**Task objective:**
Could you please return each line of the data that has the word "врнежи"?

**Records from a data collection:**
.....
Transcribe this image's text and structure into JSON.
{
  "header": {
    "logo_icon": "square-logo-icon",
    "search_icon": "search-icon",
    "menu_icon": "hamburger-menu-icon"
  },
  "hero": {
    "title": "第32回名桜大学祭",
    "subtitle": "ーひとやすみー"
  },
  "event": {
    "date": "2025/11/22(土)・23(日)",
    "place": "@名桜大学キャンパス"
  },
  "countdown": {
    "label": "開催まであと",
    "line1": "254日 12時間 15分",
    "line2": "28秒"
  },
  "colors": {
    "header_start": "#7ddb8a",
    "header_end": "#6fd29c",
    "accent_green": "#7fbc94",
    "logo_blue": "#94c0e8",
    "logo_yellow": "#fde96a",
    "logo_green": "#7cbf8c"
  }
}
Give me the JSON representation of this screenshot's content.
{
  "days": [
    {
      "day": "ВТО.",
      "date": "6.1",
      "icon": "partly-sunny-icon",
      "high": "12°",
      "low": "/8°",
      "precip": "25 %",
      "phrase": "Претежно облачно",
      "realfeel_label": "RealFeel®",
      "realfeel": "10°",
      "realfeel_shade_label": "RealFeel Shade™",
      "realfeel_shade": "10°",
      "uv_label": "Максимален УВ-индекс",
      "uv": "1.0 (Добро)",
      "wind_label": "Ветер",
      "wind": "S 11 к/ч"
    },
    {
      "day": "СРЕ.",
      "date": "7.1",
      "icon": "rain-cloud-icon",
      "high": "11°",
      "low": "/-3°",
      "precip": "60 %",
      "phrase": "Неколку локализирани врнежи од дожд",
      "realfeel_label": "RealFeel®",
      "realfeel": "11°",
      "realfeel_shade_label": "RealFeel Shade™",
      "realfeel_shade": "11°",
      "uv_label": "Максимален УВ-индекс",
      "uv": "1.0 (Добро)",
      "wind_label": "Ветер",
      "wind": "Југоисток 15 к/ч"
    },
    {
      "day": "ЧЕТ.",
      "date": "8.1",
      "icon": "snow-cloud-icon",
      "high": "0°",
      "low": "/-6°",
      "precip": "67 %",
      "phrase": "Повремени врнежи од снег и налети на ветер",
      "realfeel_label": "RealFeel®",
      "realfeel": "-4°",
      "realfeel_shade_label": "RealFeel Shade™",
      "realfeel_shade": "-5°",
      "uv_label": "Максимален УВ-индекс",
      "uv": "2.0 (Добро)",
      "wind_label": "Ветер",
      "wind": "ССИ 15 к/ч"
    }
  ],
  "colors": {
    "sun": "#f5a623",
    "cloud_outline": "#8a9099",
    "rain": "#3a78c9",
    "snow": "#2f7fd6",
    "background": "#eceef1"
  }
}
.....
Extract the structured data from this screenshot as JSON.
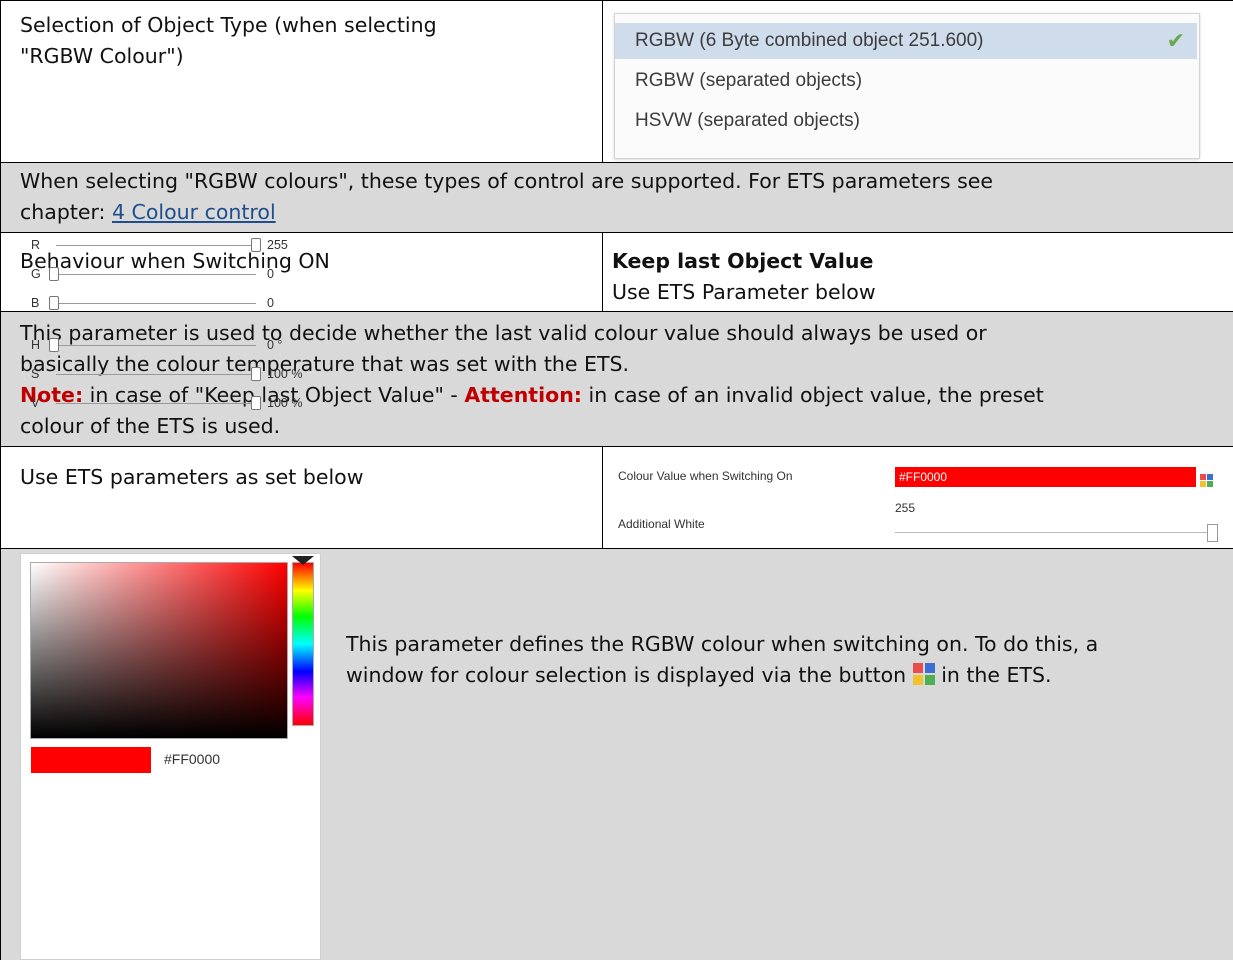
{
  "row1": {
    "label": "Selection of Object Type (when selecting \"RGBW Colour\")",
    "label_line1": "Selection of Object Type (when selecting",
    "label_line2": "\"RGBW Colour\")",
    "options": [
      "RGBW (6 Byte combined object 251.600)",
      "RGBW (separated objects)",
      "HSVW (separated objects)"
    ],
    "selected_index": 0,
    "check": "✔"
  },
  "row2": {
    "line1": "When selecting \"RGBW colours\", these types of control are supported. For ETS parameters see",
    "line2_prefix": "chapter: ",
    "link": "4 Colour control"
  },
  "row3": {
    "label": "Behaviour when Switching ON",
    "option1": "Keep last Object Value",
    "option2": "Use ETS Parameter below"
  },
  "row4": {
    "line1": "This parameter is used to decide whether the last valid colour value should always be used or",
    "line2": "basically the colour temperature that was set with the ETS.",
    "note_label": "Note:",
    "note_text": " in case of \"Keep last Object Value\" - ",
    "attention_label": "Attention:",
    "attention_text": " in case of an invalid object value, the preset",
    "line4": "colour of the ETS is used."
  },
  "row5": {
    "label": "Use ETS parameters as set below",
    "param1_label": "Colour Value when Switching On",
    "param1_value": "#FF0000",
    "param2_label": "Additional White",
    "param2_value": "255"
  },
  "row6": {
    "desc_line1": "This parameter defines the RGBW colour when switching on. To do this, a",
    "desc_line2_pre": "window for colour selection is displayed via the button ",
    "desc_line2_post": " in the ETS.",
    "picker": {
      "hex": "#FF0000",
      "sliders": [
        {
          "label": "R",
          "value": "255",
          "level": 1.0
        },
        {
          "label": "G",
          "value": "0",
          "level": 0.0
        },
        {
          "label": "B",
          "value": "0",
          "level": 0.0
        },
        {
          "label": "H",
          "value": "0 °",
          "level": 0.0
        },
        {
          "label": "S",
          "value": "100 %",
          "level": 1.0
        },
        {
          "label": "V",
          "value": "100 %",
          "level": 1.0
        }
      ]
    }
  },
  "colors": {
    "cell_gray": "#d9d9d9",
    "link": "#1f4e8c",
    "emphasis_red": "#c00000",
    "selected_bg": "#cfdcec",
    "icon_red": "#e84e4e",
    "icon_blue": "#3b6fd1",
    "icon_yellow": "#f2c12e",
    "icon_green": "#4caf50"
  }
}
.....
**Output of the exercise:**
      "phrase": "Неколку локализирани врнежи од дожд",
      "phrase": "Повремени врнежи од снег и налети на ветер",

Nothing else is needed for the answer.